The M&A attorneys for Vanguard Health Systems, Ardent Health Services, AmSurg, Community Health Systems and Brookdale Senior Living have been busy lately. Vanguard has completed its $210 million purchase of 51 percent of Texas hospital system Valley Baptist. Meanwhile, Ardent wrapped up its deal for two CHS hospitals in Oklahoma and AmSurg completed its acquisiton of Dallas-based National Surgical Care. Lastly, Brookdale put a bow on its acquisition of Horizon Bay Realty, whose assets are primarily in Texas and Florida. The last deal also involved negotiations for a Brookdale option to up to 20 percent of the U.S. portfolio of Chartwell Seniors Housing Real Estate Investment Trust.

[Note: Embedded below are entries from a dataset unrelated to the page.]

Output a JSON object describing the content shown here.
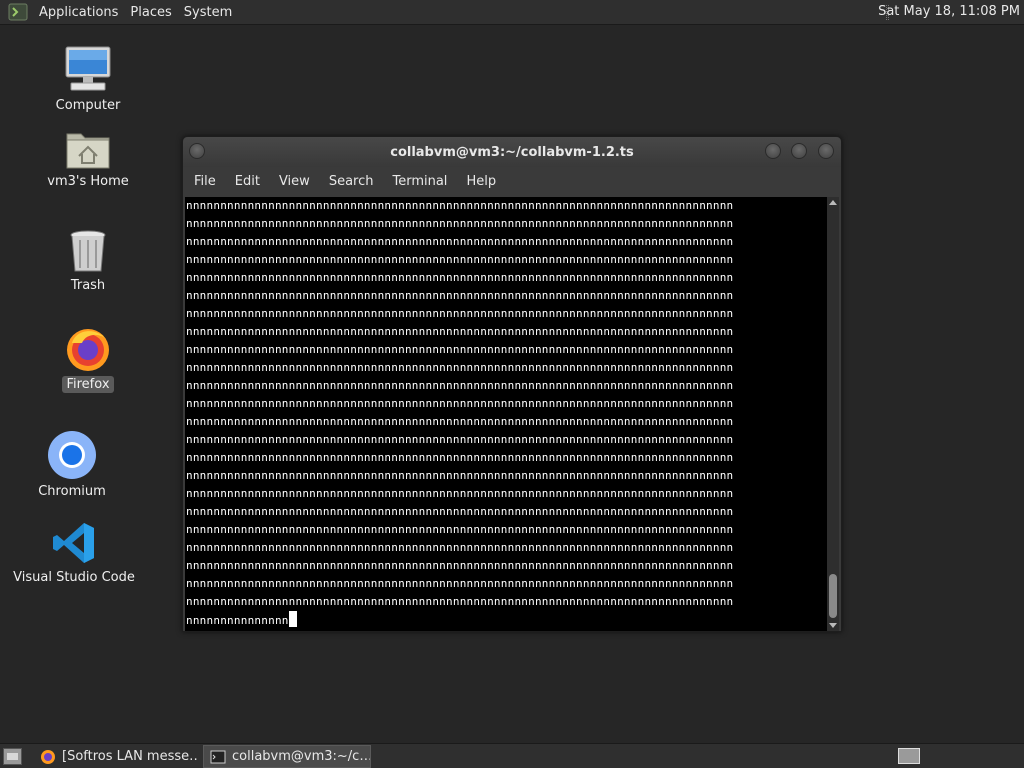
{
  "top_panel": {
    "menus": [
      "Applications",
      "Places",
      "System"
    ],
    "clock": "Sat May 18, 11:08 PM"
  },
  "desktop": {
    "icons": [
      {
        "label": "Computer",
        "icon": "computer-icon"
      },
      {
        "label": "vm3's Home",
        "icon": "home-folder-icon"
      },
      {
        "label": "Trash",
        "icon": "trash-icon"
      },
      {
        "label": "Firefox",
        "icon": "firefox-icon",
        "selected": true
      },
      {
        "label": "Chromium",
        "icon": "chromium-icon"
      },
      {
        "label": "Visual Studio Code",
        "icon": "vscode-icon"
      }
    ]
  },
  "terminal": {
    "title": "collabvm@vm3:~/collabvm-1.2.ts",
    "menu": [
      "File",
      "Edit",
      "View",
      "Search",
      "Terminal",
      "Help"
    ],
    "lines": [
      "nnnnnnnnnnnnnnnnnnnnnnnnnnnnnnnnnnnnnnnnnnnnnnnnnnnnnnnnnnnnnnnnnnnnnnnnnnnnnnnn",
      "nnnnnnnnnnnnnnnnnnnnnnnnnnnnnnnnnnnnnnnnnnnnnnnnnnnnnnnnnnnnnnnnnnnnnnnnnnnnnnnn",
      "nnnnnnnnnnnnnnnnnnnnnnnnnnnnnnnnnnnnnnnnnnnnnnnnnnnnnnnnnnnnnnnnnnnnnnnnnnnnnnnn",
      "nnnnnnnnnnnnnnnnnnnnnnnnnnnnnnnnnnnnnnnnnnnnnnnnnnnnnnnnnnnnnnnnnnnnnnnnnnnnnnnn",
      "nnnnnnnnnnnnnnnnnnnnnnnnnnnnnnnnnnnnnnnnnnnnnnnnnnnnnnnnnnnnnnnnnnnnnnnnnnnnnnnn",
      "nnnnnnnnnnnnnnnnnnnnnnnnnnnnnnnnnnnnnnnnnnnnnnnnnnnnnnnnnnnnnnnnnnnnnnnnnnnnnnnn",
      "nnnnnnnnnnnnnnnnnnnnnnnnnnnnnnnnnnnnnnnnnnnnnnnnnnnnnnnnnnnnnnnnnnnnnnnnnnnnnnnn",
      "nnnnnnnnnnnnnnnnnnnnnnnnnnnnnnnnnnnnnnnnnnnnnnnnnnnnnnnnnnnnnnnnnnnnnnnnnnnnnnnn",
      "nnnnnnnnnnnnnnnnnnnnnnnnnnnnnnnnnnnnnnnnnnnnnnnnnnnnnnnnnnnnnnnnnnnnnnnnnnnnnnnn",
      "nnnnnnnnnnnnnnnnnnnnnnnnnnnnnnnnnnnnnnnnnnnnnnnnnnnnnnnnnnnnnnnnnnnnnnnnnnnnnnnn",
      "nnnnnnnnnnnnnnnnnnnnnnnnnnnnnnnnnnnnnnnnnnnnnnnnnnnnnnnnnnnnnnnnnnnnnnnnnnnnnnnn",
      "nnnnnnnnnnnnnnnnnnnnnnnnnnnnnnnnnnnnnnnnnnnnnnnnnnnnnnnnnnnnnnnnnnnnnnnnnnnnnnnn",
      "nnnnnnnnnnnnnnnnnnnnnnnnnnnnnnnnnnnnnnnnnnnnnnnnnnnnnnnnnnnnnnnnnnnnnnnnnnnnnnnn",
      "nnnnnnnnnnnnnnnnnnnnnnnnnnnnnnnnnnnnnnnnnnnnnnnnnnnnnnnnnnnnnnnnnnnnnnnnnnnnnnnn",
      "nnnnnnnnnnnnnnnnnnnnnnnnnnnnnnnnnnnnnnnnnnnnnnnnnnnnnnnnnnnnnnnnnnnnnnnnnnnnnnnn",
      "nnnnnnnnnnnnnnnnnnnnnnnnnnnnnnnnnnnnnnnnnnnnnnnnnnnnnnnnnnnnnnnnnnnnnnnnnnnnnnnn",
      "nnnnnnnnnnnnnnnnnnnnnnnnnnnnnnnnnnnnnnnnnnnnnnnnnnnnnnnnnnnnnnnnnnnnnnnnnnnnnnnn",
      "nnnnnnnnnnnnnnnnnnnnnnnnnnnnnnnnnnnnnnnnnnnnnnnnnnnnnnnnnnnnnnnnnnnnnnnnnnnnnnnn",
      "nnnnnnnnnnnnnnnnnnnnnnnnnnnnnnnnnnnnnnnnnnnnnnnnnnnnnnnnnnnnnnnnnnnnnnnnnnnnnnnn",
      "nnnnnnnnnnnnnnnnnnnnnnnnnnnnnnnnnnnnnnnnnnnnnnnnnnnnnnnnnnnnnnnnnnnnnnnnnnnnnnnn",
      "nnnnnnnnnnnnnnnnnnnnnnnnnnnnnnnnnnnnnnnnnnnnnnnnnnnnnnnnnnnnnnnnnnnnnnnnnnnnnnnn",
      "nnnnnnnnnnnnnnnnnnnnnnnnnnnnnnnnnnnnnnnnnnnnnnnnnnnnnnnnnnnnnnnnnnnnnnnnnnnnnnnn",
      "nnnnnnnnnnnnnnnnnnnnnnnnnnnnnnnnnnnnnnnnnnnnnnnnnnnnnnnnnnnnnnnnnnnnnnnnnnnnnnnn"
    ],
    "last_line": "nnnnnnnnnnnnnnn"
  },
  "taskbar": {
    "tasks": [
      {
        "label": "[Softros LAN messe…",
        "icon": "firefox-icon",
        "active": false
      },
      {
        "label": "collabvm@vm3:~/c…",
        "icon": "terminal-icon",
        "active": true
      }
    ]
  }
}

DeBartolo Development, one of the firms behind the development of suburban retail as we know it, has snapped up two local developments anchored by Publix stores. The acquisitions of Mt. View Marketplace in Antioch and Harpeth Village on Highway 100 (pictured) mark DeBartolo's entrance into Tennessee. Both are nearly fully leased: The Mt. View center recently inked Petco to a long-term deal.
National Health Investors says it has funded a second mortgage to help build a 120-bed assisted-living facility in Central Florida. The $2.5 million investment accounts for about 12 percent of the project's cost and will pay Murfreesboro-based NHI 13 percent interest. Shares of NHI (Ticker: NHI) are flat year to date.

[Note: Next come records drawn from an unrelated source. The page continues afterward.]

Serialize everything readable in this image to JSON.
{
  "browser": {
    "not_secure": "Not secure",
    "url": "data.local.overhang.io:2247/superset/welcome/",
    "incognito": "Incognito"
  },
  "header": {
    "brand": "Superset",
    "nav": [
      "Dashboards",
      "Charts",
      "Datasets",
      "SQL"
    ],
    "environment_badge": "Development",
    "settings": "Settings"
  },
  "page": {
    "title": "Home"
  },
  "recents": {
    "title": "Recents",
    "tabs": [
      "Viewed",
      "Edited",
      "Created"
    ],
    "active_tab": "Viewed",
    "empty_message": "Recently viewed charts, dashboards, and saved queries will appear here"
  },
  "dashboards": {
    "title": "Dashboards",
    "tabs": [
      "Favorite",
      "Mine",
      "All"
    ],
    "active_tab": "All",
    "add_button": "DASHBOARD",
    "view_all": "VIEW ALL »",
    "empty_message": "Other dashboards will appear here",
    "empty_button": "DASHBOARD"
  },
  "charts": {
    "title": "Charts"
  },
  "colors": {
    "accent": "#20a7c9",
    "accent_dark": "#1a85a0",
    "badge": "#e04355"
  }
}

Florida officials have turned down the request by Haven Behavioral Healthcare to build a 26-bed inpatient facility on the grounds of an Orlando-area hospital. The $1.9 million plan would have taken five-year-old Haven into the Sunshine State for the first time. The company is backed by venture capital players Thoma Cressey, Ascension Health Ventures and Clayton Associates.

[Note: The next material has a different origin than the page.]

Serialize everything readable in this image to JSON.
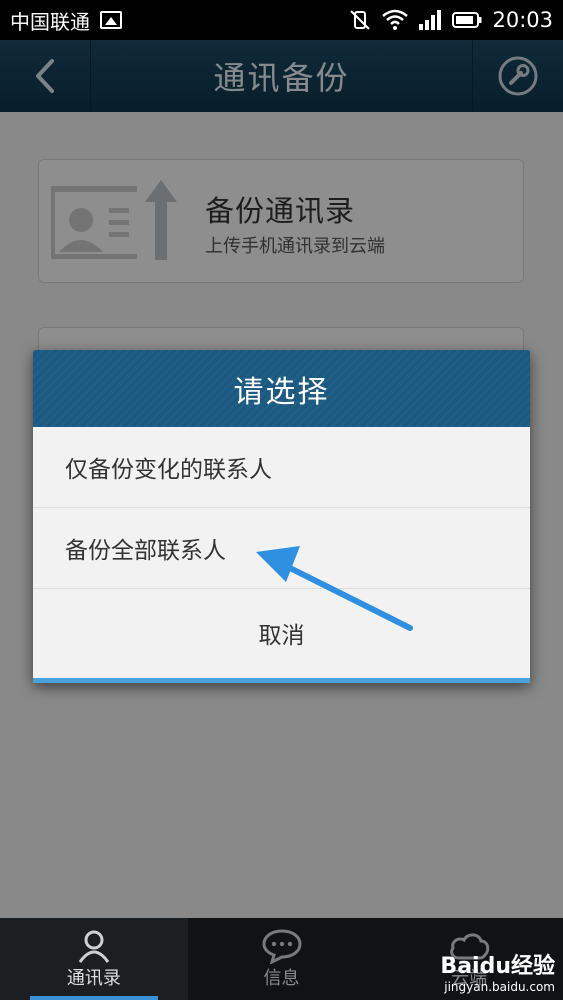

Altadis U.S.A., a cigar maker owned by global player Imperial Tobacco Group, has decided against moving its headquarters and up to 140 jobs to Middle Tennessee from Fort Lauderdale. Altadis executives had been looking for incentives to help them add 55 jobs their HQ and got the cash they wanted from Florida officials.
SEE ALSO: How another global cigar player's moves stripped Nashville of CAO's home base
Officials at the Immigration and Customs Enforcement division of the Department of Homeland Security have tentatively chosen a Corrections Corp. of America plan to build a 1,800-bed prison northwest of Miami. The site on the edge of the Everglades is planned to house immigrants awaiting hearings and is set to cost more than $100 million to build.
Southwest Ranches' filing with the county describes the facility as "non-penal in nature" and would promote a relaxed atmosphere -- whatever that's supposed to mean.
Local analyst Kevin Campbell of Avondale Partners estimates the contract, if finalized, could add between 5 and 10 cents to CCA's annual profits per share when it comes online, likely in late 2013. The Nashville-based company is expected to earn $1.49 this year. Its shares (Ticker: CXW) are up about 1.3 percent this afternoon to $21.10.